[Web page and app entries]

++++

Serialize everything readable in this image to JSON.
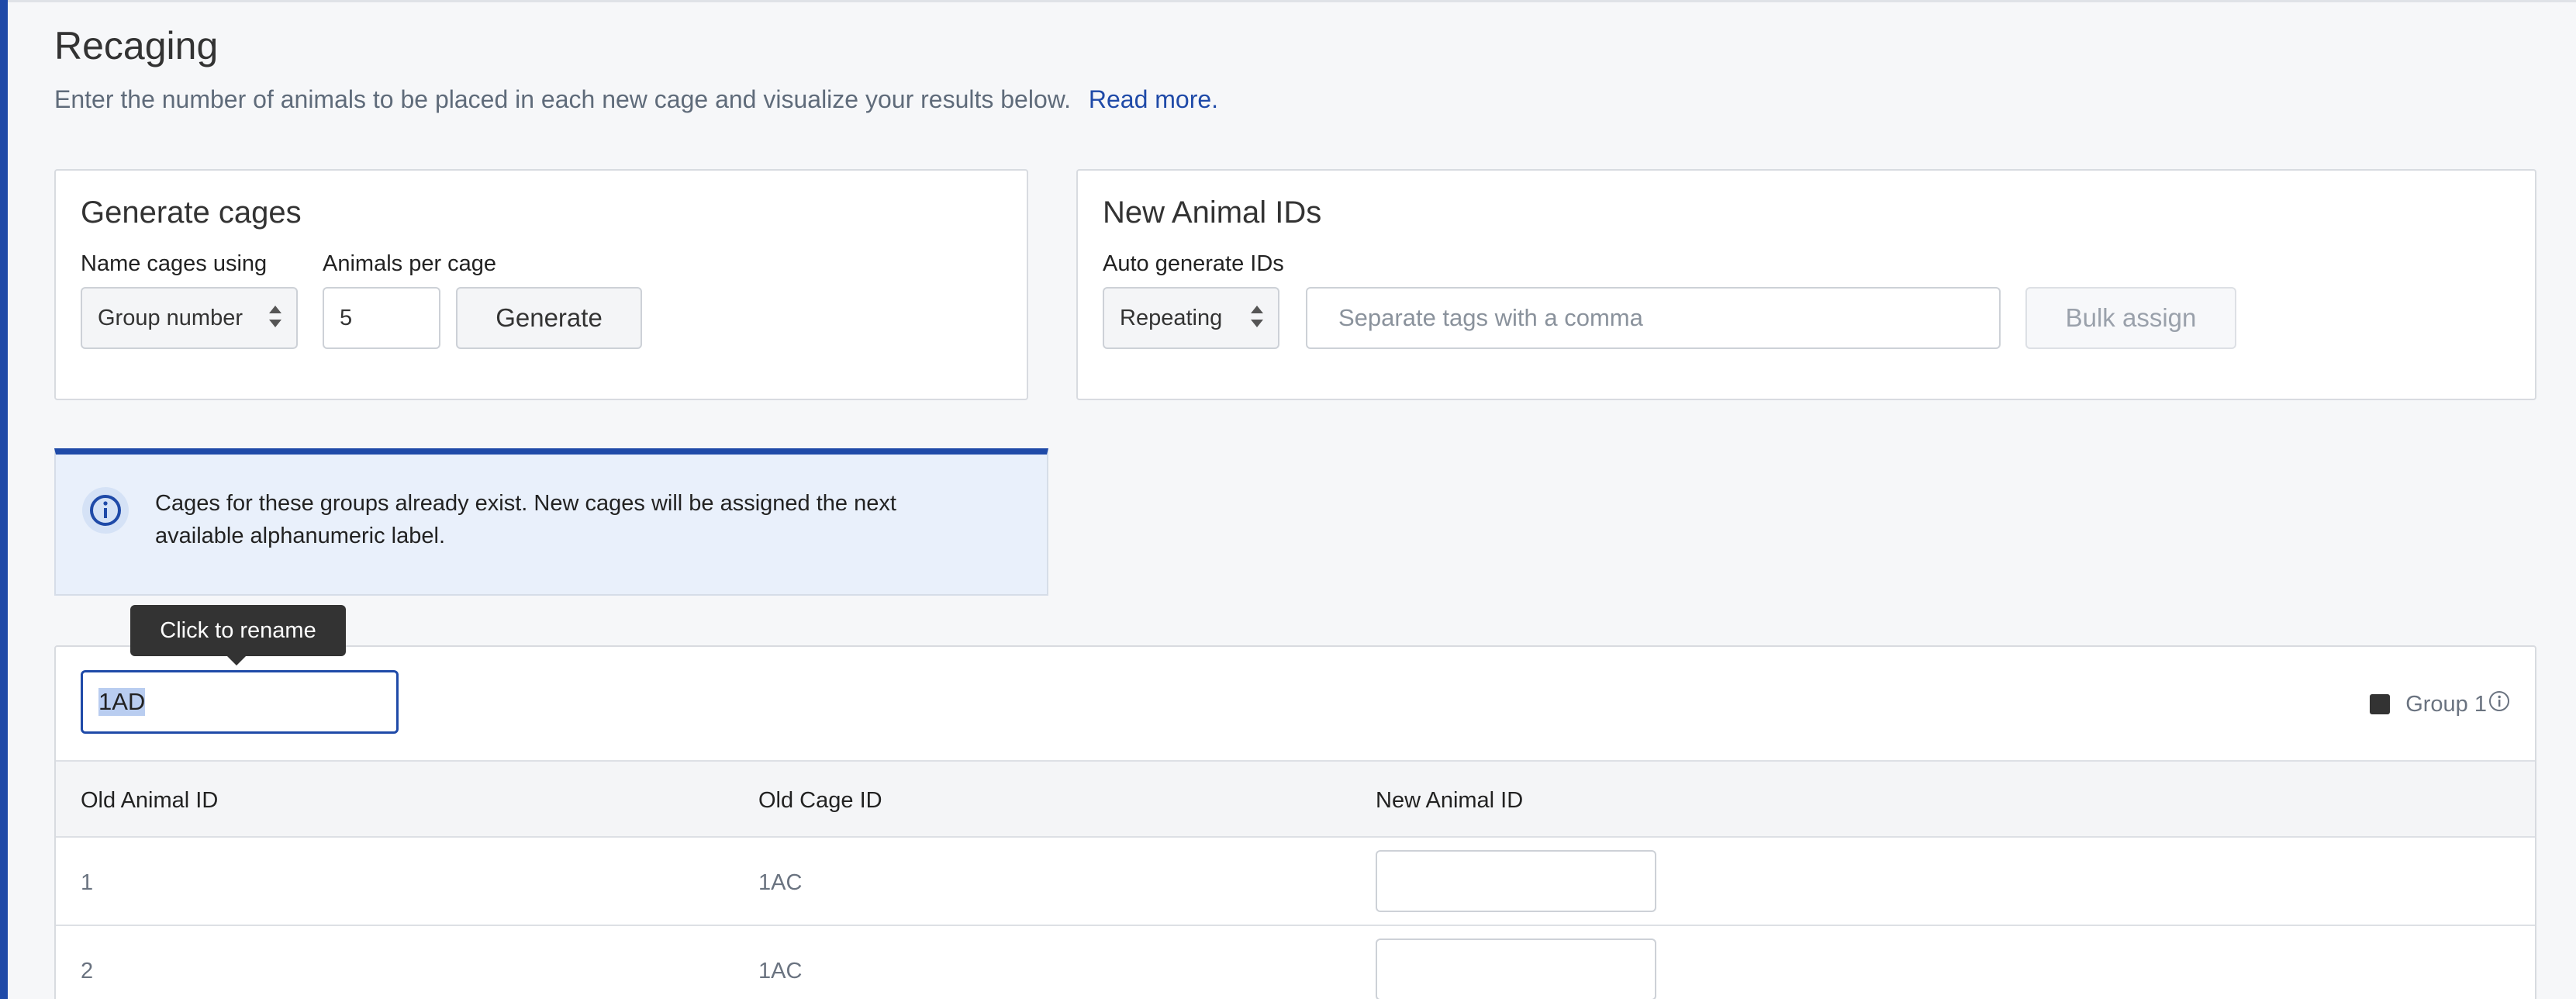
{
  "page": {
    "title": "Recaging",
    "subtitle": "Enter the number of animals to be placed in each new cage and visualize your results below.",
    "read_more": "Read more."
  },
  "generate": {
    "title": "Generate cages",
    "name_label": "Name cages using",
    "name_value": "Group number",
    "animals_label": "Animals per cage",
    "animals_value": "5",
    "button": "Generate"
  },
  "new_ids": {
    "title": "New Animal IDs",
    "auto_label": "Auto generate IDs",
    "auto_value": "Repeating",
    "tags_placeholder": "Separate tags with a comma",
    "bulk_button": "Bulk assign"
  },
  "info": {
    "text": "Cages for these groups already exist. New cages will be assigned the next available alphanumeric label."
  },
  "tooltip": {
    "text": "Click to rename"
  },
  "cage": {
    "name": "1AD",
    "group_label": "Group 1"
  },
  "table": {
    "headers": [
      "Old Animal ID",
      "Old Cage ID",
      "New Animal ID"
    ],
    "rows": [
      {
        "old_animal_id": "1",
        "old_cage_id": "1AC",
        "new_animal_id": ""
      },
      {
        "old_animal_id": "2",
        "old_cage_id": "1AC",
        "new_animal_id": ""
      }
    ]
  },
  "colors": {
    "accent": "#1f4aa8",
    "group_swatch": "#333333"
  },
  "icons": {
    "info": "info-circle-icon",
    "select": "chevron-up-down-icon"
  }
}
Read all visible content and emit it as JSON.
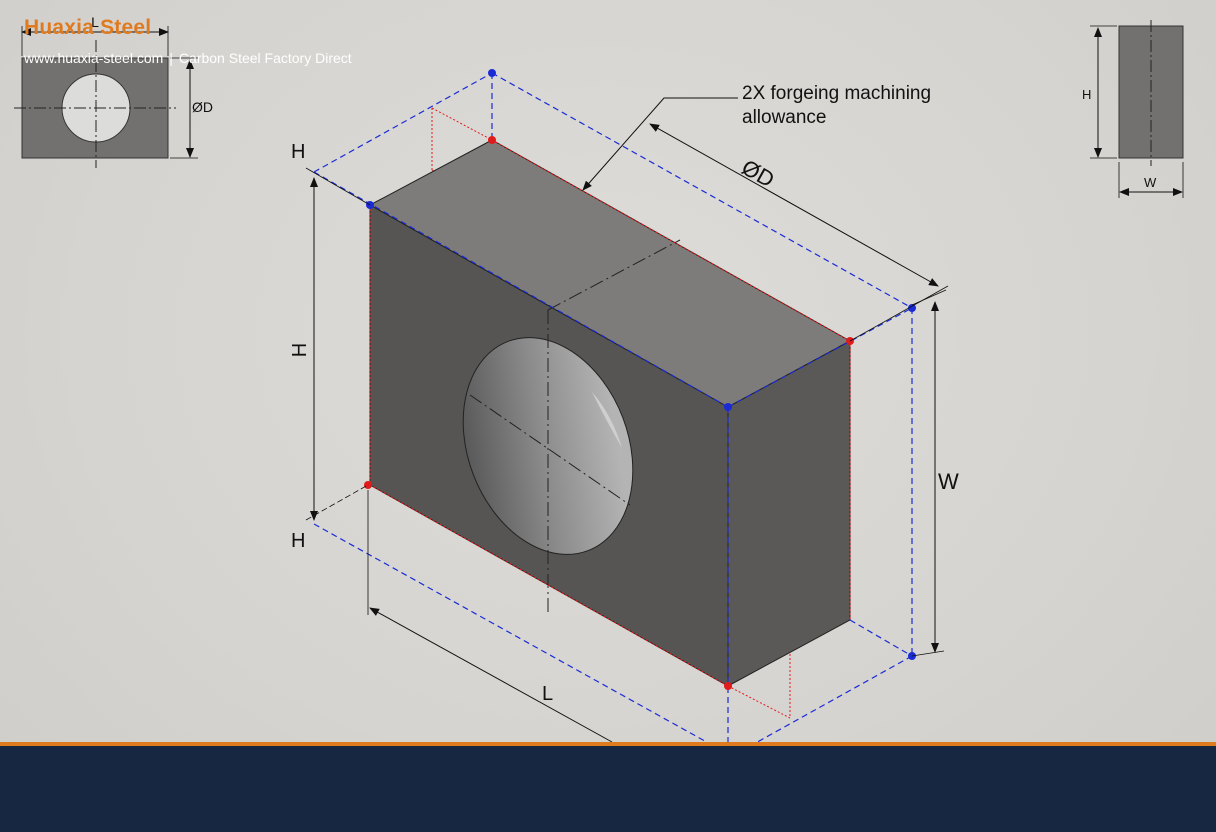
{
  "brand": {
    "name": "Huaxia Steel",
    "website": "www.huaxia-steel.com",
    "separator": "|",
    "slogan": "Carbon Steel Factory Direct"
  },
  "diagram": {
    "annotation_line1": "2X forgeing machining",
    "annotation_line2": "allowance",
    "dim_diameter": "ØD",
    "dim_height": "H",
    "dim_width": "W",
    "dim_length": "L",
    "side_view_height": "H",
    "side_view_width": "W",
    "front_view_length": "L",
    "front_view_diameter": "ØD",
    "colors": {
      "allowance_outline": "#1a2bd6",
      "finished_outline": "#e01b1b",
      "body_dark": "#565553",
      "body_top": "#7d7c7a",
      "background": "#d8d6d2",
      "accent": "#e07a1f",
      "footer": "#172641"
    }
  }
}
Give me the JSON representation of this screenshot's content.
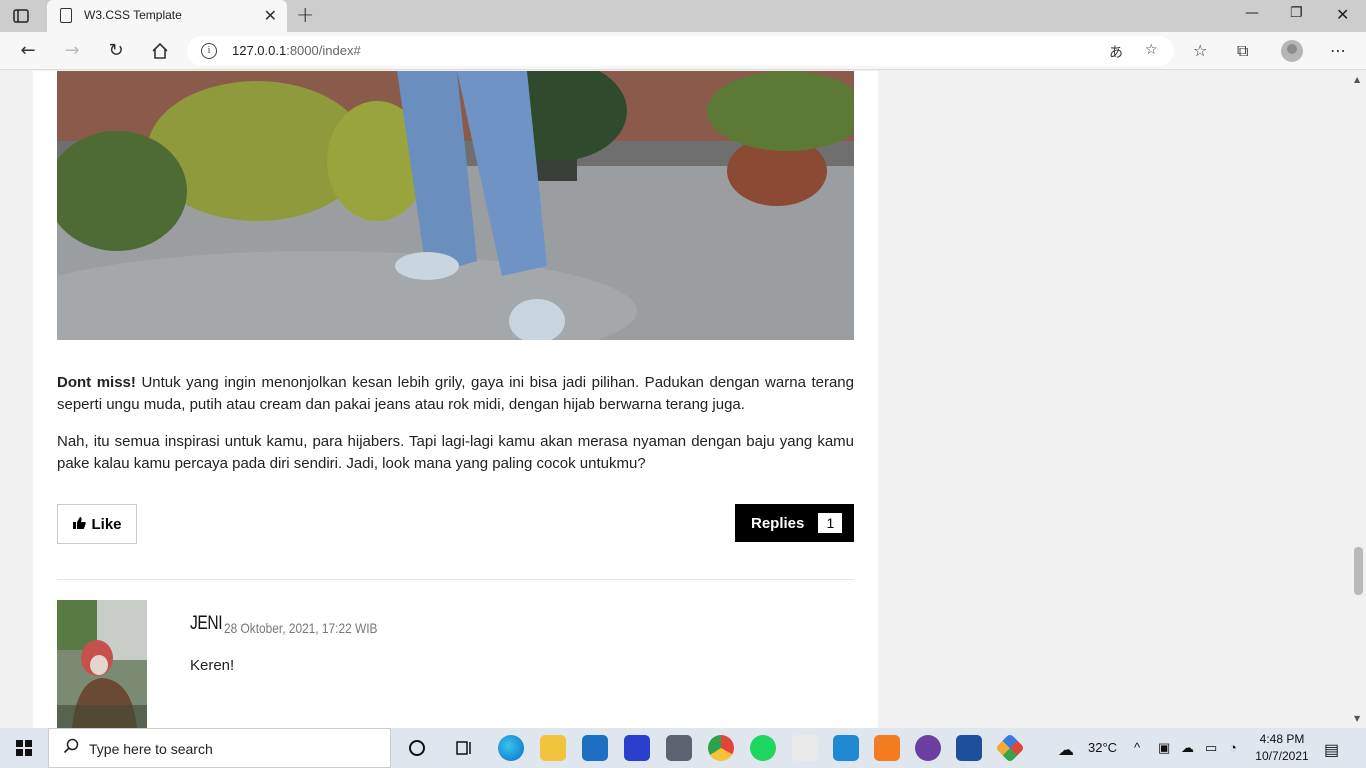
{
  "browser": {
    "tab_title": "W3.CSS Template",
    "url_host": "127.0.0.1",
    "url_rest": ":8000/index#"
  },
  "article": {
    "para1_bold": "Dont miss!",
    "para1_text": " Untuk yang ingin menonjolkan kesan lebih grily, gaya ini bisa jadi pilihan. Padukan dengan warna terang seperti ungu muda, putih atau cream dan pakai jeans atau rok midi, dengan hijab berwarna terang juga.",
    "para2_text": "Nah, itu semua inspirasi untuk kamu, para hijabers. Tapi lagi-lagi kamu akan merasa nyaman dengan baju yang kamu pake kalau kamu percaya pada diri sendiri. Jadi, look mana yang paling cocok untukmu?",
    "like_label": "Like",
    "replies_label": "Replies",
    "replies_count": "1"
  },
  "comment": {
    "name": "JENI",
    "date": "28 Oktober, 2021, 17:22 WIB",
    "text": "Keren!"
  },
  "taskbar": {
    "search_placeholder": "Type here to search",
    "temperature": "32°C",
    "time": "4:48 PM",
    "date": "10/7/2021"
  }
}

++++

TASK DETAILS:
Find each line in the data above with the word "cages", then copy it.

RESPONSE TO THIS TASK:
    "title": "Generate cages",
    "name_label": "Name cages using",
    "text": "Cages for these groups already exist. New cages will be assigned the next available alphanumeric label."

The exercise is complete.